Leaders from UCLA, the White House and Los Angeles today unveiled a university plan to turn Los Angeles into a global model for urban sustainability.

Speaking before an audience in Royce Hall, Chancellor Gene Block described the ambitious project, "Thriving in a Hotter Los Angeles," whose goal is for the Los Angeles region to use exclusively renewable energy and local water by 2050 while protecting biodiversity and enhancing quality of life.

“The perilous effects of climate change are already here,” Block said. “By making Los Angeles environmentally sustainable, we’ll really light the path for the rest of the world.”

“Thriving in a Hotter Los Angeles,” UCLA’s first Grand Challenge Project, seeks to raise $150 million for research on new technologies and policies. Six dozen faculty and staff from 30 centers and about two dozen departments have already united behind this common goal. For full details, read the news release or visit

In 2019, UCLA will provide regional decision-makers with a detailed plan for how to achieve full sustainability in greater Los Angeles by mid-century. This roadmap to sustainability will be backed by cutting-edge research, new technologies and breakthroughs, and recommendations on laws, policies and outreach, much of which will be tested first on UCLA's campus. The university plans to partner with local governments, foundations, private industry and other agencies.

“UCLA is uniquely qualified to bring us all together. Clearly the research capabilities of the faculty housed here is second to none,” said Los Angeles County Supervisor Zev Yaroslavsky. “The innovative solutions for the 21st century are not going to come out of government …  They’re going to come out of people like you, like those who are housed here on this campus.”

Los Angeles Mayor Eric Garcetti also lent his support via a pre-recorded speech.

“This initiative is incredibly important,” Garcetti said. “If any institution can lead this partnership into ushering L.A. into a greener future, it’s UCLA.”

Cristin Dorgelo, assistant director for Grand Challenges at the White House Office of Science and Technology Policy, which has called upon universities to take on such initiatives, praised the UCLA project.

“This is not just going to be a local effort,” Dorgelo said. “It’s going to be one that can cross outside of UCLA and impact the world’s decisions related to sustainability as you achieve these breakthroughs.”

Also speaking today were philanthropist Los Angeles City Councilman Paul Koretz; Tony Pritzker, chair of the board of advisors for the UCLA Institute of the Environment and Sustainability; and Mark Gold, associate director of UCLA's Institute of the Environment and Sustainability and one of the faculty leaders of the Grand Challenge Project on campus.
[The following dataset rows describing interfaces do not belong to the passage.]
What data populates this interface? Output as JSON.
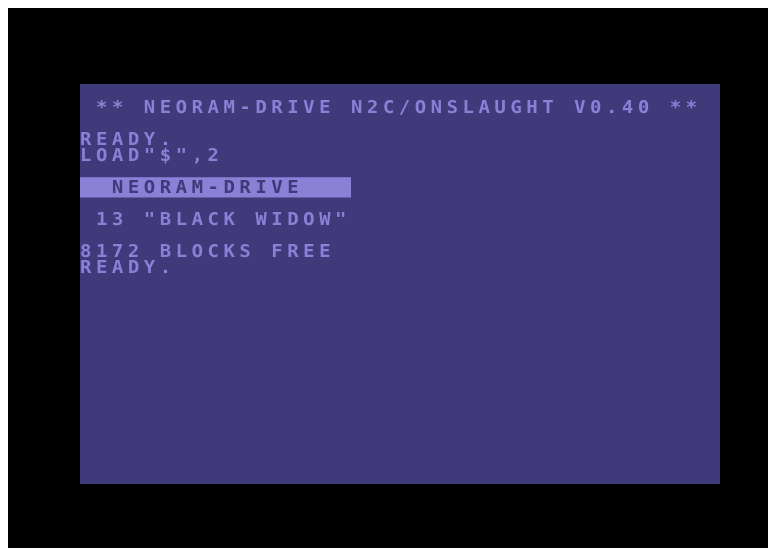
{
  "screen": {
    "banner": " ** NEORAM-DRIVE N2C/ONSLAUGHT V0.40 **",
    "ready_1": "READY.",
    "command": "LOAD\"$\",2",
    "directory": {
      "header_text": "  NEORAM-DRIVE   ",
      "entry": " 13 \"BLACK WIDOW\"",
      "blocks_free": "8172 BLOCKS FREE"
    },
    "ready_2": "READY."
  },
  "colors": {
    "border": "#000000",
    "background": "#40397a",
    "text": "#8a80d6"
  }
}
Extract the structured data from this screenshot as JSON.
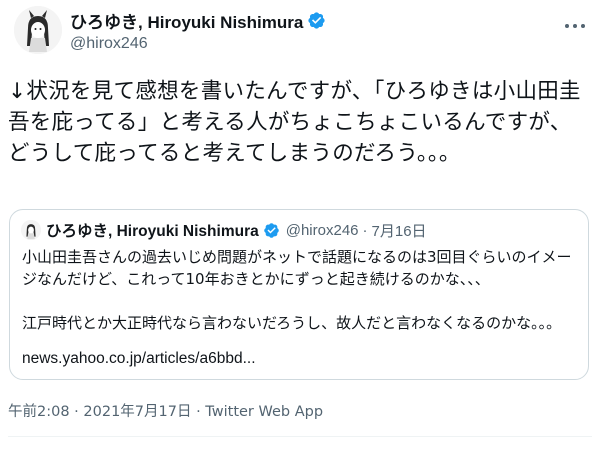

“We’re taking on the greatest challenge of our time – climate change and all the resource problems caused by it,” Gold said. “UCLA’s strength and innovation will lead to a transformation of the Los Angeles region to become a global urban sustainability leader.”